* [TASK ITEM]:
Images do not belong in the copy. Set down all the entries exactly.
------------------------------------------------------------------------
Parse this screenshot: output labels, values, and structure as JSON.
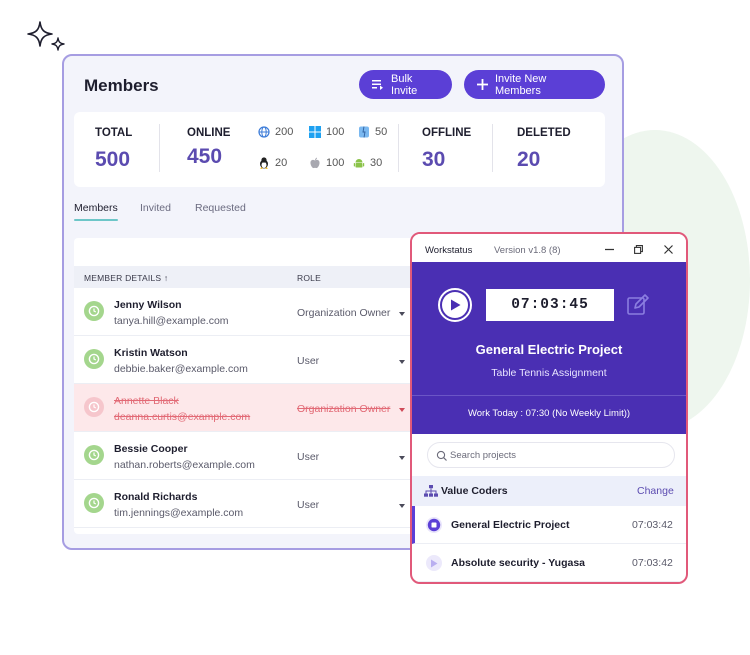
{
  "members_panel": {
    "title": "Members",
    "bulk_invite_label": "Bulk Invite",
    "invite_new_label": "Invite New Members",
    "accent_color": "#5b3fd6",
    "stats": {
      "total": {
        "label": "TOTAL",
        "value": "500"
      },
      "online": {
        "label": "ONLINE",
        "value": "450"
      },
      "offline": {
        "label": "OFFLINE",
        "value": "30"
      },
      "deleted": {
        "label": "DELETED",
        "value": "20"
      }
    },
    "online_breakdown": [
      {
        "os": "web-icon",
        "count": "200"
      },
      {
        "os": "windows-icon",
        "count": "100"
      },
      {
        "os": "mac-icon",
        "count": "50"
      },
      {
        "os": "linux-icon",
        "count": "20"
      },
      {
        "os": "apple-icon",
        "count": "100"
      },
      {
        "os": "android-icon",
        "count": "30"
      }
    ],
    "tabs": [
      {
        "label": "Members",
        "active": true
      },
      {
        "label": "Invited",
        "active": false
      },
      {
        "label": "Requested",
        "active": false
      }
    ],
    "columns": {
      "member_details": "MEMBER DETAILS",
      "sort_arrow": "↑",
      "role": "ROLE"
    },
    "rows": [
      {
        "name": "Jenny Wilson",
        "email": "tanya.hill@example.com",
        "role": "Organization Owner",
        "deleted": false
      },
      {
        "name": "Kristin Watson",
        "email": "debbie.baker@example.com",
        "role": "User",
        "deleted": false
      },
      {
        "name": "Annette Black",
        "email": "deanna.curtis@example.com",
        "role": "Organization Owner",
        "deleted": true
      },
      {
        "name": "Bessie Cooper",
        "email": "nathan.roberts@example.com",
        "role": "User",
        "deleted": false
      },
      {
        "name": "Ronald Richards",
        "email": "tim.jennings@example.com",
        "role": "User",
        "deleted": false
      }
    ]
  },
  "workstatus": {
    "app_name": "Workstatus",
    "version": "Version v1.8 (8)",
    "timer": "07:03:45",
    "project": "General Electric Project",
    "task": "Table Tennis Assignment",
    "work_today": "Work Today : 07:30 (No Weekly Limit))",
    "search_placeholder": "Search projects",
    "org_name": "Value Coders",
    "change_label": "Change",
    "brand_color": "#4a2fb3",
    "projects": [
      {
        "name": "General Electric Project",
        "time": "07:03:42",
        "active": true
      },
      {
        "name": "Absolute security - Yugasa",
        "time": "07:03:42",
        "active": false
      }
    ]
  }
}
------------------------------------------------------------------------
* [RESPONSE TO THE TASK]:
Parse this screenshot: output labels, values, and structure as JSON.
{
  "members_panel": {
    "title": "Members",
    "bulk_invite_label": "Bulk Invite",
    "invite_new_label": "Invite New Members",
    "accent_color": "#5b3fd6",
    "stats": {
      "total": {
        "label": "TOTAL",
        "value": "500"
      },
      "online": {
        "label": "ONLINE",
        "value": "450"
      },
      "offline": {
        "label": "OFFLINE",
        "value": "30"
      },
      "deleted": {
        "label": "DELETED",
        "value": "20"
      }
    },
    "online_breakdown": [
      {
        "os": "web-icon",
        "count": "200"
      },
      {
        "os": "windows-icon",
        "count": "100"
      },
      {
        "os": "mac-icon",
        "count": "50"
      },
      {
        "os": "linux-icon",
        "count": "20"
      },
      {
        "os": "apple-icon",
        "count": "100"
      },
      {
        "os": "android-icon",
        "count": "30"
      }
    ],
    "tabs": [
      {
        "label": "Members",
        "active": true
      },
      {
        "label": "Invited",
        "active": false
      },
      {
        "label": "Requested",
        "active": false
      }
    ],
    "columns": {
      "member_details": "MEMBER DETAILS",
      "sort_arrow": "↑",
      "role": "ROLE"
    },
    "rows": [
      {
        "name": "Jenny Wilson",
        "email": "tanya.hill@example.com",
        "role": "Organization Owner",
        "deleted": false
      },
      {
        "name": "Kristin Watson",
        "email": "debbie.baker@example.com",
        "role": "User",
        "deleted": false
      },
      {
        "name": "Annette Black",
        "email": "deanna.curtis@example.com",
        "role": "Organization Owner",
        "deleted": true
      },
      {
        "name": "Bessie Cooper",
        "email": "nathan.roberts@example.com",
        "role": "User",
        "deleted": false
      },
      {
        "name": "Ronald Richards",
        "email": "tim.jennings@example.com",
        "role": "User",
        "deleted": false
      }
    ]
  },
  "workstatus": {
    "app_name": "Workstatus",
    "version": "Version v1.8 (8)",
    "timer": "07:03:45",
    "project": "General Electric Project",
    "task": "Table Tennis Assignment",
    "work_today": "Work Today : 07:30 (No Weekly Limit))",
    "search_placeholder": "Search projects",
    "org_name": "Value Coders",
    "change_label": "Change",
    "brand_color": "#4a2fb3",
    "projects": [
      {
        "name": "General Electric Project",
        "time": "07:03:42",
        "active": true
      },
      {
        "name": "Absolute security - Yugasa",
        "time": "07:03:42",
        "active": false
      }
    ]
  }
}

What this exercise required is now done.